Enrique Arturo Arenaza León was born on Dec. 21, 1964, in Lima, Peru. His father Guillermo was a construction worker. His mother, Rosa, occasionally cleaned homes for a living but mostly stayed at home, raising their nine children, of whom Enrique was the fifth.
He was a strong boy with an athletic bent. After primary school in Villa el Salvador, at the southernmost tip of greater Lima, Enrique moved to the heart of Peru’s capital to attend the Alfonso Ugarte secondary school, where he focused less on books and more on his passion: soccer. He was supremely talented. By 17, Enrique was playing professionally, and in the mid-1980s, after graduating high school, he made the first division Alianza Lima soccer club, one of the country’s most prestigious teams. Soccer and Alianza were in his blood. Two of his uncles, Pedro Pablo “Perico” León and José María Lavalle, had played for Alianza and later for the Peruvian national team in two World Cups.
As Enrique was reaching the top of his game, however, Alianza was struck by tragedy. On the morning of Dec. 8, 1987, Enrique was at eastern Peru’s Pucallpa airport, arguing with officials to let him board a small Fokker plane on which his teammates awaited. They were returning home victorious; by defeating Pucallpa 1-0, they’d captured first place in the league. Enrique, however, had slept in and arrived late. He could not have imagined his luck. Just 10 km shy of Lima, the aircraft crashed into the Pacific Ocean, killing the 43 passengers and crew, including Enrique’s teammates, coaches, and a group of cheerleaders. Only the pilot survived.

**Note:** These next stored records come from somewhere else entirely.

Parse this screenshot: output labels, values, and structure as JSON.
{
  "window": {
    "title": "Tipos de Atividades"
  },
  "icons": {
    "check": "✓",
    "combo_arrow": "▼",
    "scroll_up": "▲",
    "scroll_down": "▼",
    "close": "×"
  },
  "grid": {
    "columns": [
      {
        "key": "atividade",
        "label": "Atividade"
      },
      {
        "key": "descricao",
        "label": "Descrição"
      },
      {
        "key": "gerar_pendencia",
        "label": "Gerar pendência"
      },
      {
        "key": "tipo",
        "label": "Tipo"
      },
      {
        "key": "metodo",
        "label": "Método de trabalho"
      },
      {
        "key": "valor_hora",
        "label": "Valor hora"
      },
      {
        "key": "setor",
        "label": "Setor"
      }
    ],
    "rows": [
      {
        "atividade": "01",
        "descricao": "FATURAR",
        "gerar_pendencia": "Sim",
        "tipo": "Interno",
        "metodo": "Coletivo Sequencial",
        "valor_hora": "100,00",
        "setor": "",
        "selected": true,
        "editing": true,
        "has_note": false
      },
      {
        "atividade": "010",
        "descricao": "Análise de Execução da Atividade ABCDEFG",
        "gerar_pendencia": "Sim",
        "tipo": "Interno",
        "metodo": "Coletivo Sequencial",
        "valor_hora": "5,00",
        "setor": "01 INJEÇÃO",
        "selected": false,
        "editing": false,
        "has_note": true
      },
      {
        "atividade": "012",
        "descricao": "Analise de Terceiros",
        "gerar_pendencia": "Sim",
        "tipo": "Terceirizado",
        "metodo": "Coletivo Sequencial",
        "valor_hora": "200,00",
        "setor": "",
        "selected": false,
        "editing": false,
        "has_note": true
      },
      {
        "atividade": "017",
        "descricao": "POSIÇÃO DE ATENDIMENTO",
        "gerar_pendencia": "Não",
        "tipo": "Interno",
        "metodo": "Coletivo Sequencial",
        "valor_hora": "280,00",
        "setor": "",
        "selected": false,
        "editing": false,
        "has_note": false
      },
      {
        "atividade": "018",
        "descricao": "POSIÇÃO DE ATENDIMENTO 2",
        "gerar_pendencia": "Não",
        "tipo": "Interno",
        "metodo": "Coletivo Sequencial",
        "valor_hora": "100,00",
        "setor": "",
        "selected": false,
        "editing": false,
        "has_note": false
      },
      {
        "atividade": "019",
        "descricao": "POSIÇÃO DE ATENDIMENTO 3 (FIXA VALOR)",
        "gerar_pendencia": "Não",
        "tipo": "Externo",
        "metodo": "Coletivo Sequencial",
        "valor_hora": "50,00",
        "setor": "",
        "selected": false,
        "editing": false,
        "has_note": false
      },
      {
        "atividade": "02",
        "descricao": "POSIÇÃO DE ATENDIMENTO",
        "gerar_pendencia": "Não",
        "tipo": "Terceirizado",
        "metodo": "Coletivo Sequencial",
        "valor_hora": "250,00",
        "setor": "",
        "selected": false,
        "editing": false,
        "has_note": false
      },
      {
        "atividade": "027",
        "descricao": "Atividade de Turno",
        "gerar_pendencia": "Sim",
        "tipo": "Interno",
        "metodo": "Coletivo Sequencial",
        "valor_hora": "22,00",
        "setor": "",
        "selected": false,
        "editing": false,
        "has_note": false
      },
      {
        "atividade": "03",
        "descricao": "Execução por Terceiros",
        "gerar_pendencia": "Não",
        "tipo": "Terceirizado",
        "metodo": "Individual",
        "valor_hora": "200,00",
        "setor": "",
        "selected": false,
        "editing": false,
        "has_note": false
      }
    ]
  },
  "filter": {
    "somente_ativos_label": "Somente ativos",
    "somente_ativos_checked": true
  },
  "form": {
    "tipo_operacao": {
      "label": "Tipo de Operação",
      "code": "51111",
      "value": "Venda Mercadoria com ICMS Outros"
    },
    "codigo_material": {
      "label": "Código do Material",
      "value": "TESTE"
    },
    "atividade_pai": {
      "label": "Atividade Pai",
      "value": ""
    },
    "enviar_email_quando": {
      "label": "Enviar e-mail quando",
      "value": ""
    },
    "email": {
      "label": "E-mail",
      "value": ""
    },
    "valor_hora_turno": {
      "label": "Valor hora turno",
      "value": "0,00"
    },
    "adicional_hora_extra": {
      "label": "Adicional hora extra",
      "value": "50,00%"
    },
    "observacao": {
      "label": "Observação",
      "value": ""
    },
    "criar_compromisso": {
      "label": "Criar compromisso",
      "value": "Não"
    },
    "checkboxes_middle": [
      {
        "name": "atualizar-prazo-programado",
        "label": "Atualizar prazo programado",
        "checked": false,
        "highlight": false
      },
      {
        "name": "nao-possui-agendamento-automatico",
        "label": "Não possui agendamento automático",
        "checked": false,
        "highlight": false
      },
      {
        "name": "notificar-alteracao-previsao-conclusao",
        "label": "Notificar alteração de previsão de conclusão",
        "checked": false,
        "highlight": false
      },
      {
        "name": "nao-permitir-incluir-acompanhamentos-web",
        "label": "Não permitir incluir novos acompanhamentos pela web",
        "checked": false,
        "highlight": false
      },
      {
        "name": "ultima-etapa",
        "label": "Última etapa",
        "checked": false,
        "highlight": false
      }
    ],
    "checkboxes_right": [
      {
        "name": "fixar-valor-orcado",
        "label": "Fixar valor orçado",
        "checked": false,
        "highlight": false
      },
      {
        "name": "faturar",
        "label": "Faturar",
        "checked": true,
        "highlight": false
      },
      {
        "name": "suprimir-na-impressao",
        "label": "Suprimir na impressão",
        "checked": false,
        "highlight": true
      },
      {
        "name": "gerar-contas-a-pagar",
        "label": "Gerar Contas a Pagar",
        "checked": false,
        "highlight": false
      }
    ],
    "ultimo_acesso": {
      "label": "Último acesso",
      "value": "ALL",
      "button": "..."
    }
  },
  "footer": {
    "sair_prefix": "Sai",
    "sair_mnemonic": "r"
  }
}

Badly shaken, Enrique immediately distanced himself from soccer. Without a post-secondary degree, he worked odd jobs. At 30, Enrique was also still single, but then, one night, he met Patricia Aguilar, a woman seven years his senior, at a friend’s birthday party. “He asked me to dance; he was so polite, a true gentleman,” she says. “Within a day, I felt like we had been best friends forever.” Enrique soon moved to her hometown of Comas, where they spent the next 18 years. In 2006, they had a boy, whom they named Brad—“like Brad Pitt,” says Patricia. She loved the actor, and wanted to name their son for him. “Enrique thought I was joking,” she says, “but I wasn’t.”
Enrique loved dancing salsa and singing, and used to sing Mi niña bonita, by Lucho Barrios, to Patricia. He had become a loving father, a family man, and a food lover, according to Carmen Aguilar, Patricia’s aunt. She used to make him all his favourites: ceviche, ajiaco (chicken and potato soup), rice tacos. As a devout Catholic, he helped carry the “Lord of Miracles,” a venerated painting also known as the “Black Christ” that is carried through central Lima each October in one of the world’s largest religious processions.

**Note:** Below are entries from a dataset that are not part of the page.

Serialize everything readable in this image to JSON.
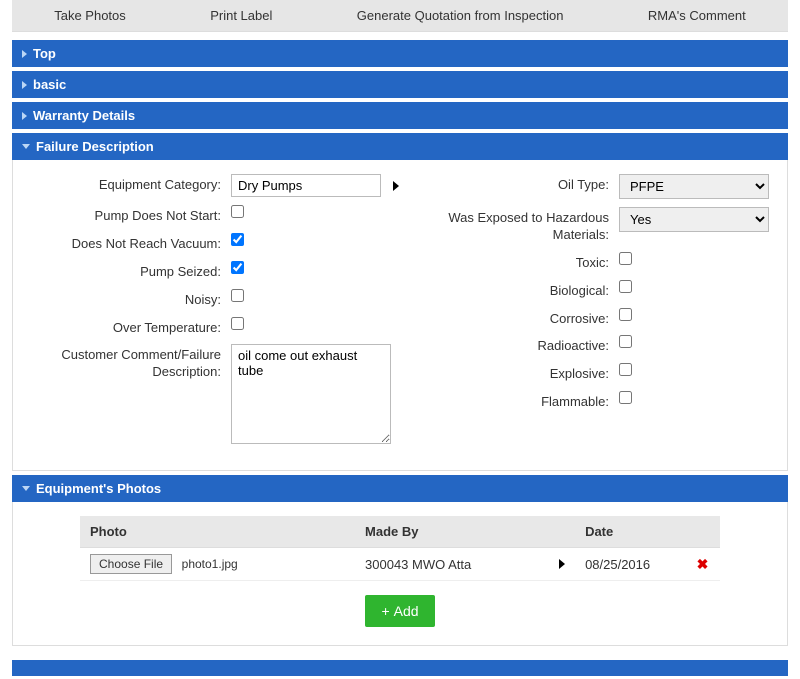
{
  "toolbar": {
    "take_photos": "Take Photos",
    "print_label": "Print Label",
    "gen_quote": "Generate Quotation from Inspection",
    "rma_comment": "RMA's Comment"
  },
  "sections": {
    "top": "Top",
    "basic": "basic",
    "warranty": "Warranty Details",
    "failure": "Failure Description",
    "photos": "Equipment's Photos"
  },
  "failure": {
    "labels": {
      "equipment_category": "Equipment Category:",
      "pump_no_start": "Pump Does Not Start:",
      "no_vacuum": "Does Not Reach Vacuum:",
      "pump_seized": "Pump Seized:",
      "noisy": "Noisy:",
      "over_temp": "Over Temperature:",
      "customer_comment": "Customer Comment/Failure Description:",
      "oil_type": "Oil Type:",
      "hazardous": "Was Exposed to Hazardous Materials:",
      "toxic": "Toxic:",
      "biological": "Biological:",
      "corrosive": "Corrosive:",
      "radioactive": "Radioactive:",
      "explosive": "Explosive:",
      "flammable": "Flammable:"
    },
    "values": {
      "equipment_category": "Dry Pumps",
      "pump_no_start": false,
      "no_vacuum": true,
      "pump_seized": true,
      "noisy": false,
      "over_temp": false,
      "customer_comment": "oil come out exhaust tube",
      "oil_type": "PFPE",
      "hazardous": "Yes",
      "toxic": false,
      "biological": false,
      "corrosive": false,
      "radioactive": false,
      "explosive": false,
      "flammable": false
    },
    "oil_options": [
      "PFPE"
    ],
    "hazardous_options": [
      "Yes"
    ]
  },
  "photos": {
    "headers": {
      "photo": "Photo",
      "made_by": "Made By",
      "date": "Date"
    },
    "choose_file_label": "Choose File",
    "row": {
      "filename": "photo1.jpg",
      "made_by": "300043 MWO Atta",
      "date": "08/25/2016"
    },
    "add_label": "Add"
  }
}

He became a taxi driver, and started a business selling chickens with a friend, occasionally playing soccer for money. But with his family and obligations growing, he struggled. Patricia worked as a geriatric nurse, but didn’t have a stable income. Three years ago, Carmen recommended him to the son of a friend, who was recruiting workers for a chicken vaccination company in Ontario.
In December 2009, with a visa in hand, Enrique moved to Kitchener. Two weeks later, he sent the earnings of his first paycheque to Patricia; he’d never miss a payment. The money was good, but not great; Patricia sometimes worked selling fruit at the local market to earn a little more. “He liked Canada,” she says. “Everyone is kind,” he told her. Enrique made friends, mostly fellow Peruvians, and played soccer on weekends.
The separation was hard, but Skype kept them together. “We would be online every minute we could,” says Patricia. “We would eat meals together; we would fall asleep together, hugging our computer screens.” The couple never wed, but in April, Enrique planned to return to marry his niña bonita; he hoped eventually to bring his family to Canada with him.
On Feb. 6, just two months before they would finally be reunited, Enrique and 12 fellow workers were returning from Hampstead when their driver missed a stop sign and the van was T-boned by a flatbed truck. A miraculous coincidence had saved his life in 1987. This time, Enrique was killed with his team, one of the 10 passengers who died. He was 48.